Cobos has spent the last two years heading the Office of Public Utility Counsel, the state agency charged with representing residential and small commercial consumers in utility proceedings.
As the OPUC’s chief executive, she is also an ex-officio board member of the Electric Reliability Council of Texas, the state’s grid operator. Cobos fills a position previously held by Arthur D’Andrea, who resigned in March after Texas Monthly reported that he told out-of-state investors on a call he would work to throw “the weight of the commission” behind stopping calls to reverse billions of dollars in charges for wholesale electricity during the February winter storm.
Cobos’ term will only last until Sept. 1, at which point Abbott could re-appoint her or make a new nomination.
Cobos is the governor’s third nomination to the PUC after all of the previous commissioners resigned in the aftermath of February’s deadly power outages.
The nomination also comes the same week that ERCOT asked Texans to cut back their electricity use to avoid outages. The PUC oversees ERCOT.
On Monday, the grid operator asked residents to reduce their electricity usage during peak hours through at least Friday due to “tight” power grid conditions; a number of power plants were inexplicably offline at the same time as weather conditions resulted in low wind power generation. Due to high temperatures, the state is also experiencing record early June demand for electricity.
ERCOT officials said outages for residents are unlikely this week. On Tuesday, ERCOT issued a statement that the grid “remains strong during record demand,” and a spokesperson told the Tribune that the situation “looks like it will continue to improve.”
While Abbott criticized ERCOT in the aftermath of the February power crisis, Lt. Gov. Dan Patrick criticized the PUC and called on Abbott to shake up the agency. During this year’s regular legislative session, lawmakers passed Senate Bill 2154, which would alter the makeup of the commission, adding two seats for a total of five commissioners. Abbott has yet to sign the legislation.

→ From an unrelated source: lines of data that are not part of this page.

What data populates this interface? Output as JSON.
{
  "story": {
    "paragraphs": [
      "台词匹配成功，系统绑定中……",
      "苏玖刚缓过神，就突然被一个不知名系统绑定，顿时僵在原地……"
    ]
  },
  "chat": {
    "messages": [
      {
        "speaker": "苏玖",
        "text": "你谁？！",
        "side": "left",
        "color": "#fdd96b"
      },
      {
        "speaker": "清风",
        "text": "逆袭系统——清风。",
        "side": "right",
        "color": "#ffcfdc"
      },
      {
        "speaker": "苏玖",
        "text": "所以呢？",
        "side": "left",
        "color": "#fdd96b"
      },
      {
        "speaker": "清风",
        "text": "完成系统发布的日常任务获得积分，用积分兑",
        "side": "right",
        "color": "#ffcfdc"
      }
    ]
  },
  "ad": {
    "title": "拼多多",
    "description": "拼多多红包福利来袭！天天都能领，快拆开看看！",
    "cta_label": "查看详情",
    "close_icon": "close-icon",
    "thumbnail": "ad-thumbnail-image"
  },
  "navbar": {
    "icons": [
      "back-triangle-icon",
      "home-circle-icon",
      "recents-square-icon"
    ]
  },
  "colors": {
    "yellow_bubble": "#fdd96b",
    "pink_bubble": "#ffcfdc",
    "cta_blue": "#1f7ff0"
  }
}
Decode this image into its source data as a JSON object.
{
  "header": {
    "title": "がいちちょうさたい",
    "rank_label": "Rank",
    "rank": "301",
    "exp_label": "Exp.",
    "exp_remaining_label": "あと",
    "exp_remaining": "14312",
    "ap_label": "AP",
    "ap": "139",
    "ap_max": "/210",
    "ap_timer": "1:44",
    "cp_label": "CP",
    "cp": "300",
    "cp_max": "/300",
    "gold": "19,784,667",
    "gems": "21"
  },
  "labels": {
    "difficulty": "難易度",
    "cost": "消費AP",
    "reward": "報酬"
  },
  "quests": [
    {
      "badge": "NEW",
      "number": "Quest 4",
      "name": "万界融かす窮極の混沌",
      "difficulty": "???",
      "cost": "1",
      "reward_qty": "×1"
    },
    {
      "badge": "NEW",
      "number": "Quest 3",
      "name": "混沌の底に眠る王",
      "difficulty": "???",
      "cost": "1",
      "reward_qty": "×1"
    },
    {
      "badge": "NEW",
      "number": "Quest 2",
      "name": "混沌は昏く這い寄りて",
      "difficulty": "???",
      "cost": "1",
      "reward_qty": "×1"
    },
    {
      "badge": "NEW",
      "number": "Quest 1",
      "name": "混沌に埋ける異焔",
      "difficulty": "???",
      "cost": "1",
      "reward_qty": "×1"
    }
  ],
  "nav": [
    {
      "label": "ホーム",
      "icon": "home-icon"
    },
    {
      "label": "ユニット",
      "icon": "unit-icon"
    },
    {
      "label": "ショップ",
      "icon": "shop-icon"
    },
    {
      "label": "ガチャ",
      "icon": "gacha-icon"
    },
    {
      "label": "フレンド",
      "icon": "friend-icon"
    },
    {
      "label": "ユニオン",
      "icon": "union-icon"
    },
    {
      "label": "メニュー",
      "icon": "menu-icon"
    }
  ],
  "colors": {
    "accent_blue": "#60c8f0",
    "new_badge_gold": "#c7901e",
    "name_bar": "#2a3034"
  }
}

Cobos has previously worked in several positions at the PUC, including as an adviser for two commissioners and assistant counsel to the executive director. She was formerly a private practice attorney specializing in Texas’ electric power industry.